[Dataset rows for apps and sites]
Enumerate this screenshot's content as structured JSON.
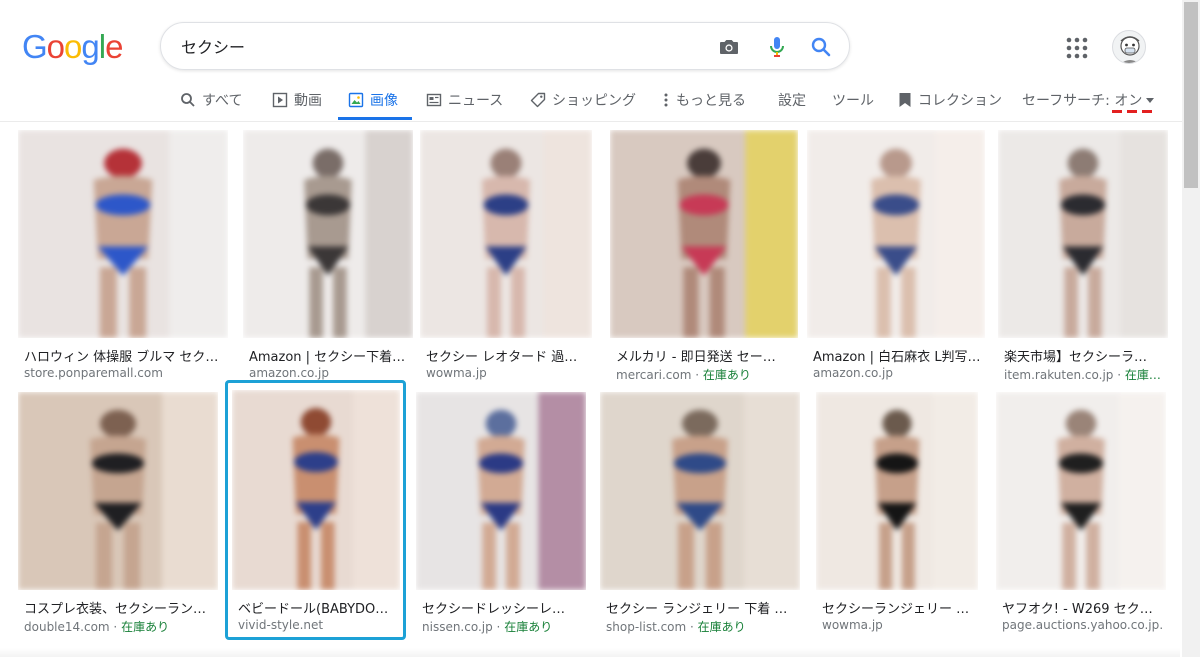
{
  "logo": {
    "letters": [
      {
        "ch": "G",
        "color": "#4285F4"
      },
      {
        "ch": "o",
        "color": "#EA4335"
      },
      {
        "ch": "o",
        "color": "#FBBC05"
      },
      {
        "ch": "g",
        "color": "#4285F4"
      },
      {
        "ch": "l",
        "color": "#34A853"
      },
      {
        "ch": "e",
        "color": "#EA4335"
      }
    ]
  },
  "search": {
    "query": "セクシー",
    "placeholder": ""
  },
  "icons": {
    "camera": "camera-icon",
    "mic": "microphone-icon",
    "search": "search-icon",
    "apps": "apps-grid-icon"
  },
  "tabs": {
    "all": "すべて",
    "videos": "動画",
    "images": "画像",
    "news": "ニュース",
    "shopping": "ショッピング",
    "more": "もっと見る",
    "settings": "設定",
    "tools": "ツール",
    "collections": "コレクション",
    "safesearch": "セーフサーチ: オン"
  },
  "colors": {
    "accent": "#1a73e8",
    "in_stock": "#188038",
    "highlight": "#1da1d6"
  },
  "results": [
    {
      "caption": "ハロウィン 体操服 ブルマ セク…",
      "source": "store.ponparemall.com",
      "stock": ""
    },
    {
      "caption": "Amazon | セクシー下着…",
      "source": "amazon.co.jp",
      "stock": ""
    },
    {
      "caption": "セクシー レオタード 過…",
      "source": "wowma.jp",
      "stock": ""
    },
    {
      "caption": "メルカリ - 即日発送 セー…",
      "source": "mercari.com · ",
      "stock": "在庫あり"
    },
    {
      "caption": "Amazon | 白石麻衣 L判写…",
      "source": "amazon.co.jp",
      "stock": ""
    },
    {
      "caption": "楽天市場】セクシーラ…",
      "source": "item.rakuten.co.jp · ",
      "stock": "在庫…"
    },
    {
      "caption": "コスプレ衣装、セクシーラン…",
      "source": "double14.com · ",
      "stock": "在庫あり"
    },
    {
      "caption": "ベビードール(BABYDO…",
      "source": "vivid-style.net",
      "stock": ""
    },
    {
      "caption": "セクシードレッシーレ…",
      "source": "nissen.co.jp · ",
      "stock": "在庫あり"
    },
    {
      "caption": "セクシー ランジェリー 下着 …",
      "source": "shop-list.com · ",
      "stock": "在庫あり"
    },
    {
      "caption": "セクシーランジェリー …",
      "source": "wowma.jp",
      "stock": ""
    },
    {
      "caption": "ヤフオク! - W269 セクシ…",
      "source": "page.auctions.yahoo.co.jp…",
      "stock": ""
    }
  ]
}
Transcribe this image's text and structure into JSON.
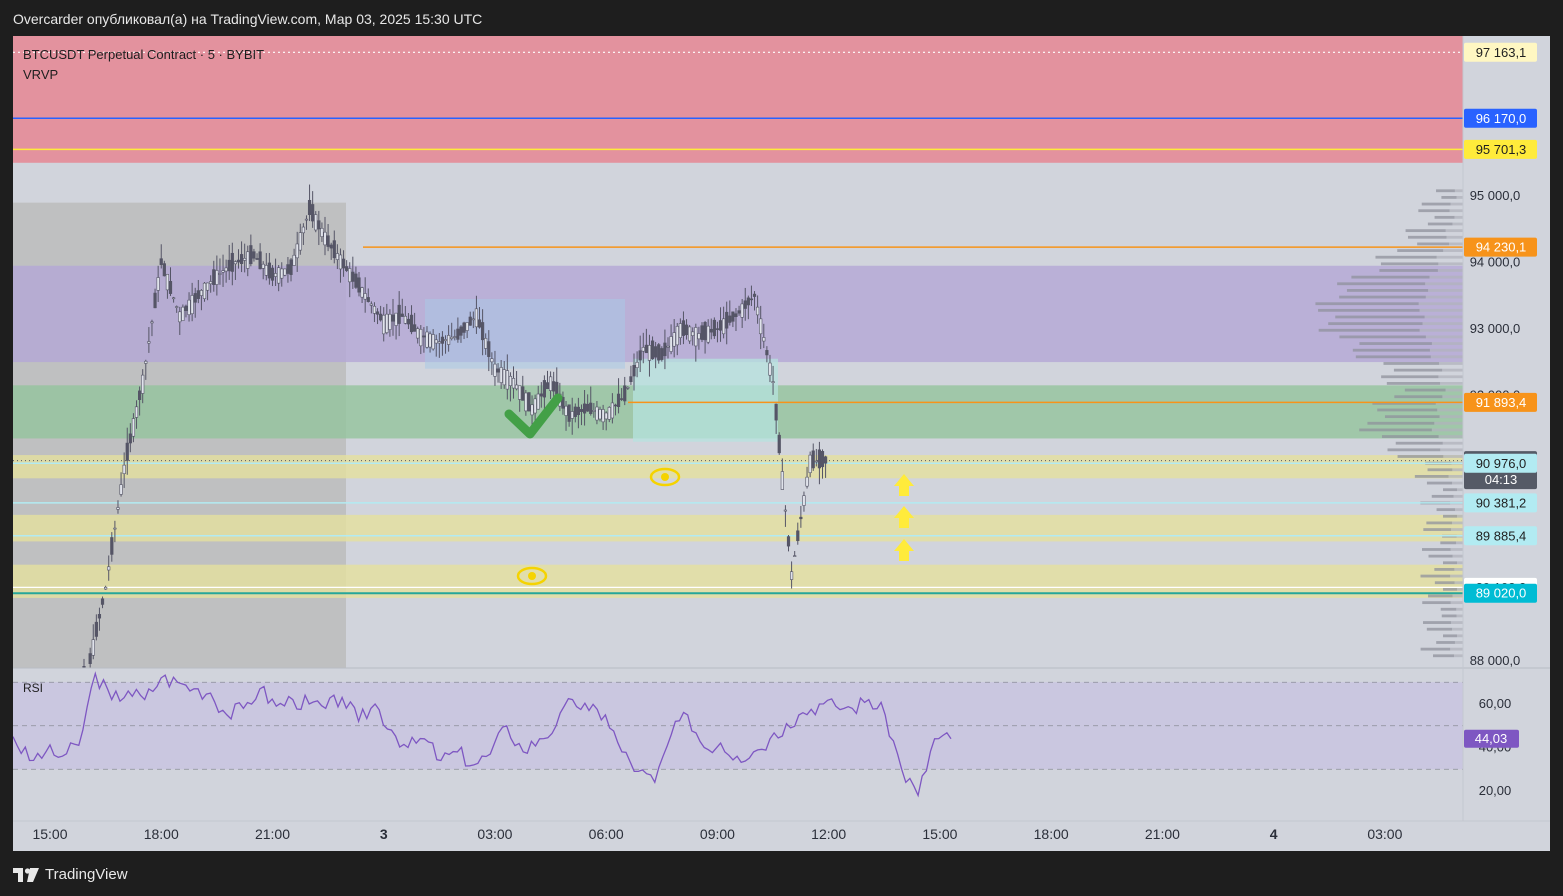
{
  "header": {
    "publisher_text": "Overcarder опубликовал(а) на TradingView.com, Мар 03, 2025 15:30 UTC"
  },
  "footer": {
    "brand": "TradingView"
  },
  "legend": {
    "symbol_line": "BTCUSDT Perpetual Contract · 5 · BYBIT",
    "indicator": "VRVP"
  },
  "rsi_panel": {
    "label": "RSI"
  },
  "colors": {
    "background": "#d1d4dc",
    "supply_zone": "#e3929e",
    "purple_zone": "#b4a6d6",
    "green_zone": "#93c39c",
    "yellow_zone": "#e5e09d",
    "gray_box": "#bcbcbc",
    "candle": "#555566",
    "rsi_line": "#7e57c2",
    "rsi_band": "#c9c5e0",
    "orange_line": "#f7931a",
    "blue_line": "#2962ff",
    "yellow_line": "#ffeb3b"
  },
  "chart_data": [
    {
      "type": "candlestick",
      "title": "BTCUSDT Perpetual Contract · 5 · BYBIT",
      "x_tick_labels": [
        "15:00",
        "18:00",
        "21:00",
        "3",
        "03:00",
        "06:00",
        "09:00",
        "12:00",
        "15:00",
        "18:00",
        "21:00",
        "4",
        "03:00"
      ],
      "y_tick_labels": [
        "95 000,0",
        "94 000,0",
        "93 000,0",
        "92 000,0",
        "88 000,0"
      ],
      "ylim": [
        87900,
        97700
      ],
      "grid": false,
      "price_series": {
        "x_hours": [
          0,
          0.5,
          1,
          1.5,
          2,
          2.5,
          3,
          3.5,
          4,
          4.5,
          5,
          5.5,
          6,
          6.5,
          7,
          7.5,
          8,
          8.5,
          9,
          9.5,
          10,
          10.5,
          11,
          11.5,
          12,
          12.5,
          13,
          13.5,
          14,
          14.5,
          15,
          15.5,
          16,
          16.5,
          17,
          17.5,
          18,
          18.5,
          19,
          19.5,
          20,
          20.5,
          21,
          21.5,
          22,
          22.5,
          23,
          23.5,
          24,
          24.25
        ],
        "close": [
          87300,
          87500,
          87800,
          89100,
          90900,
          92200,
          94000,
          93200,
          93500,
          93800,
          94000,
          94100,
          93800,
          93900,
          94800,
          94300,
          93900,
          93500,
          93100,
          93200,
          92900,
          92800,
          92900,
          93200,
          92400,
          92200,
          91800,
          92200,
          91700,
          91800,
          91700,
          92000,
          92700,
          92600,
          93000,
          92900,
          93000,
          93200,
          93500,
          92200,
          89300,
          91000,
          91016.6
        ]
      },
      "price_labels": [
        {
          "text": "97 163,1",
          "value": 97163.1,
          "color": "#fff7c2"
        },
        {
          "text": "96 170,0",
          "value": 96170.0,
          "color": "#2962ff"
        },
        {
          "text": "95 701,3",
          "value": 95701.3,
          "color": "#ffeb3b"
        },
        {
          "text": "94 230,1",
          "value": 94230.1,
          "color": "#f7931a"
        },
        {
          "text": "91 893,4",
          "value": 91893.4,
          "color": "#f7931a"
        },
        {
          "text": "91 016,6",
          "value": 91016.6,
          "color": "#555a66"
        },
        {
          "text": "04:13",
          "value": 91016.6,
          "color": "#555a66"
        },
        {
          "text": "90 976,0",
          "value": 90976.0,
          "color": "#b2ebf2"
        },
        {
          "text": "90 381,2",
          "value": 90381.2,
          "color": "#b2ebf2"
        },
        {
          "text": "89 885,4",
          "value": 89885.4,
          "color": "#b2ebf2"
        },
        {
          "text": "89 108,2",
          "value": 89108.2,
          "color": "#ffffff"
        },
        {
          "text": "89 020,0",
          "value": 89020.0,
          "color": "#00bcd4"
        }
      ],
      "zones": [
        {
          "name": "supply",
          "from": 95500,
          "to": 97700
        },
        {
          "name": "purple",
          "from": 92500,
          "to": 93950
        },
        {
          "name": "green",
          "from": 91350,
          "to": 92150
        },
        {
          "name": "yellow-upper",
          "from": 90750,
          "to": 91100
        },
        {
          "name": "yellow-mid",
          "from": 89800,
          "to": 90200
        },
        {
          "name": "yellow-lower",
          "from": 88950,
          "to": 89450
        }
      ]
    },
    {
      "type": "line",
      "title": "RSI",
      "y_tick_labels": [
        "60,00",
        "40,00",
        "20,00"
      ],
      "ylim": [
        12,
        76
      ],
      "band": [
        30,
        70
      ],
      "last_value_label": "44,03",
      "series": [
        {
          "x_hours": [
            0,
            0.5,
            1,
            1.5,
            2,
            2.5,
            3,
            3.5,
            4,
            4.5,
            5,
            5.5,
            6,
            6.5,
            7,
            7.5,
            8,
            8.5,
            9,
            9.5,
            10,
            10.5,
            11,
            11.5,
            12,
            12.5,
            13,
            13.5,
            14,
            14.5,
            15,
            15.5,
            16,
            16.5,
            17,
            17.5,
            18,
            18.5,
            19,
            19.5,
            20,
            20.5,
            21,
            21.5,
            22,
            22.5,
            23,
            23.5,
            24,
            24.25
          ],
          "values": [
            45,
            34,
            38,
            36,
            41,
            74,
            62,
            66,
            62,
            72,
            70,
            67,
            65,
            55,
            58,
            67,
            59,
            62,
            60,
            58,
            63,
            52,
            60,
            48,
            40,
            44,
            34,
            38,
            32,
            37,
            50,
            38,
            44,
            50,
            62,
            57,
            55,
            38,
            29,
            24,
            46,
            55,
            40,
            42,
            36,
            38,
            44,
            51,
            56,
            60,
            59,
            58,
            62,
            55,
            30,
            18,
            44,
            44.03
          ]
        }
      ]
    }
  ]
}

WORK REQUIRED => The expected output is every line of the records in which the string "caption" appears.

WRITTEN ANSWER =>
      "caption": "ハロウィン 体操服 ブルマ セク…",
      "caption": "Amazon | セクシー下着…",
      "caption": "セクシー レオタード 過…",
      "caption": "メルカリ - 即日発送 セー…",
      "caption": "Amazon | 白石麻衣 L判写…",
      "caption": "楽天市場】セクシーラ…",
      "caption": "コスプレ衣装、セクシーラン…",
      "caption": "ベビードール(BABYDO…",
      "caption": "セクシードレッシーレ…",
      "caption": "セクシー ランジェリー 下着 …",
      "caption": "セクシーランジェリー …",
      "caption": "ヤフオク! - W269 セクシ…",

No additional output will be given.